» **Instructions for the task**
Report, as a number alone, how many lines below contain the string "font".

» **Data to use**

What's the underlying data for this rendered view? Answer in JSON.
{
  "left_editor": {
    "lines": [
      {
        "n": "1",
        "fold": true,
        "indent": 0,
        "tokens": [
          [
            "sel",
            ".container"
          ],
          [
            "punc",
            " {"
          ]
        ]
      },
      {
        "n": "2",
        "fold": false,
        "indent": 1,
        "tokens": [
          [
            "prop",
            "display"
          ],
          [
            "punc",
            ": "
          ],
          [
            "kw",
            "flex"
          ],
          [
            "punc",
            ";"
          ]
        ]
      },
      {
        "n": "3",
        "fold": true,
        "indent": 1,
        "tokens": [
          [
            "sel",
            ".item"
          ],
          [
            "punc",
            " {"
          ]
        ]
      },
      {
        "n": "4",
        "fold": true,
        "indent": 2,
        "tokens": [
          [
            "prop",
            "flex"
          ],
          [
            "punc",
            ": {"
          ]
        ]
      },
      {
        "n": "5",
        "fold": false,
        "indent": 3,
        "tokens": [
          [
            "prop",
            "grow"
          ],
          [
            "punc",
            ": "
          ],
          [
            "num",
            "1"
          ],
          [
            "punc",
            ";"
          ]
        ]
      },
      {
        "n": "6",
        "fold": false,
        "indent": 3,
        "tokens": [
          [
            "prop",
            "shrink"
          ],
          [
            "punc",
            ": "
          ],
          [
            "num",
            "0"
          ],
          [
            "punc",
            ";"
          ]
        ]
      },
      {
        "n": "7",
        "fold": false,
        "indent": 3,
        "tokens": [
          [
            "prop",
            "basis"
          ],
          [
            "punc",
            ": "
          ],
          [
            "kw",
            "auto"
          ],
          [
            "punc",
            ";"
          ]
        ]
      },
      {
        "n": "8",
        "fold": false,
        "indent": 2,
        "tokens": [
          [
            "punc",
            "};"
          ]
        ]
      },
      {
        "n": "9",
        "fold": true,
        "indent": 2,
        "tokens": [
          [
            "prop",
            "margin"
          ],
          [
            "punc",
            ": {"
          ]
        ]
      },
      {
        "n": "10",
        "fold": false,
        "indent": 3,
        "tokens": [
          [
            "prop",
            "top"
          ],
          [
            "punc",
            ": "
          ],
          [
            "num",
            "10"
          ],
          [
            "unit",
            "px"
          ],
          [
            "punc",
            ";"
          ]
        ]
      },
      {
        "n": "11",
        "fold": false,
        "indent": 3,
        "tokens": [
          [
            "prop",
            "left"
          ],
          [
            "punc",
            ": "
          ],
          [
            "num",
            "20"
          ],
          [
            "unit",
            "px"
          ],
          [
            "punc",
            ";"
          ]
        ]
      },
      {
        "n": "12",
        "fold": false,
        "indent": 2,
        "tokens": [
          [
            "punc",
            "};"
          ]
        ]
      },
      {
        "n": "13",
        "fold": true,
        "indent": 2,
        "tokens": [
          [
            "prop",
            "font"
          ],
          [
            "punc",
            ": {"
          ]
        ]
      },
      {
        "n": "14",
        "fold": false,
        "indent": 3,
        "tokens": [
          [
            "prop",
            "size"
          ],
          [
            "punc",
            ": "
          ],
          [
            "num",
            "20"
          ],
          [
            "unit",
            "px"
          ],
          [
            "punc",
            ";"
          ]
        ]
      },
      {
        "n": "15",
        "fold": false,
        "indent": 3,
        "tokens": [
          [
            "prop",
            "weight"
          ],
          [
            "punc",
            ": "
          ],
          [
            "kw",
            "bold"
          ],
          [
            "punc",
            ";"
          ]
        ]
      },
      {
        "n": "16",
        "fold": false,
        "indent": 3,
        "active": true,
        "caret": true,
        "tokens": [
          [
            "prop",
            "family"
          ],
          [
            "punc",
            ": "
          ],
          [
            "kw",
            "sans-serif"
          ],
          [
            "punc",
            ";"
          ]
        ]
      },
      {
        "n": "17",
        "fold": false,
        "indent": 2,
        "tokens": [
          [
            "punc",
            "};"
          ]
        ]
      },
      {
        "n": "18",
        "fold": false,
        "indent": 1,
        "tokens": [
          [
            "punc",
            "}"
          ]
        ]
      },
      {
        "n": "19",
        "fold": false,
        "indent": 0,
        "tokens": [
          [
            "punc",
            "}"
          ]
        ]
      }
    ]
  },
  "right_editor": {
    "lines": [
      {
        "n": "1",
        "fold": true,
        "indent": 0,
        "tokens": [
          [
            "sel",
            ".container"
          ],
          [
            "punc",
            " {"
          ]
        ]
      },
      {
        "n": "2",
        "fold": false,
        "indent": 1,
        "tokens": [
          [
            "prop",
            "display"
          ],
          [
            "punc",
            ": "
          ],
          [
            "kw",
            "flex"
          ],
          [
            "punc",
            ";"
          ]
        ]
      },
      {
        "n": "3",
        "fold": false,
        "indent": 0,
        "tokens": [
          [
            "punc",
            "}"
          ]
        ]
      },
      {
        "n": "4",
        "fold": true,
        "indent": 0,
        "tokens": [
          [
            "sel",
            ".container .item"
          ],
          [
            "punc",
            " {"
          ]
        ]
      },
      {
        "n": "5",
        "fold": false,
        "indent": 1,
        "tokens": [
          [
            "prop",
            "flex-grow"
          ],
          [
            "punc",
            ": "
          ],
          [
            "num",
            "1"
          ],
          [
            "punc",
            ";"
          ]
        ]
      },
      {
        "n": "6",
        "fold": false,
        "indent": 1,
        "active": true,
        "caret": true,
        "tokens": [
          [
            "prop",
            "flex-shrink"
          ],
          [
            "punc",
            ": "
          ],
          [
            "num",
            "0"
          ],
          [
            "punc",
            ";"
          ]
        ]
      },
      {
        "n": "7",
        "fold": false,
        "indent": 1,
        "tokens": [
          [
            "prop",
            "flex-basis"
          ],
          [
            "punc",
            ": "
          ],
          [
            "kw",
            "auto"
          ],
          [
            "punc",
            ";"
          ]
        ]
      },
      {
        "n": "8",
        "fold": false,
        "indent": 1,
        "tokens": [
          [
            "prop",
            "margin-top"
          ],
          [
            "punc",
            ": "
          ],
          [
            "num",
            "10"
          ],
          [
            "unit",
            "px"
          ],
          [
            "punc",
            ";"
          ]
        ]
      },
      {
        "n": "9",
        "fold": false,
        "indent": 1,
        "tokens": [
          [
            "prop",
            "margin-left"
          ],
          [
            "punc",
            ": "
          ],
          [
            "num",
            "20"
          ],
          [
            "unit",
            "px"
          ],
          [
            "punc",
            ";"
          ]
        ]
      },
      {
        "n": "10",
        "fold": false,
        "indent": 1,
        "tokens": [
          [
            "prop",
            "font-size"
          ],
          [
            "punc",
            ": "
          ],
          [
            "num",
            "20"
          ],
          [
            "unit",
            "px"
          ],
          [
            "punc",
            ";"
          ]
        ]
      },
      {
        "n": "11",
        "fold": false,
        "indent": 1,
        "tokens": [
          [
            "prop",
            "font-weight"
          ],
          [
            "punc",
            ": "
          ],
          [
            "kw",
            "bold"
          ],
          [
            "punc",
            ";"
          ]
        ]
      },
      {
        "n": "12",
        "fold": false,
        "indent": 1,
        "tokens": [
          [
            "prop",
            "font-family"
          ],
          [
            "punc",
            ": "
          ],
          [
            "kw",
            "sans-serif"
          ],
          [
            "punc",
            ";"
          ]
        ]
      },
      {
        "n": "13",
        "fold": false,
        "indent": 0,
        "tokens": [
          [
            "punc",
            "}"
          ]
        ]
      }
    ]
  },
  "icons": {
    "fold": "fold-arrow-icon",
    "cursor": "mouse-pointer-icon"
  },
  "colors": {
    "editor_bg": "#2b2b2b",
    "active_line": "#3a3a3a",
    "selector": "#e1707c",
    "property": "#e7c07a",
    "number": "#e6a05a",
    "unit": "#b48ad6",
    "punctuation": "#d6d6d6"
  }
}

» **Task response**
4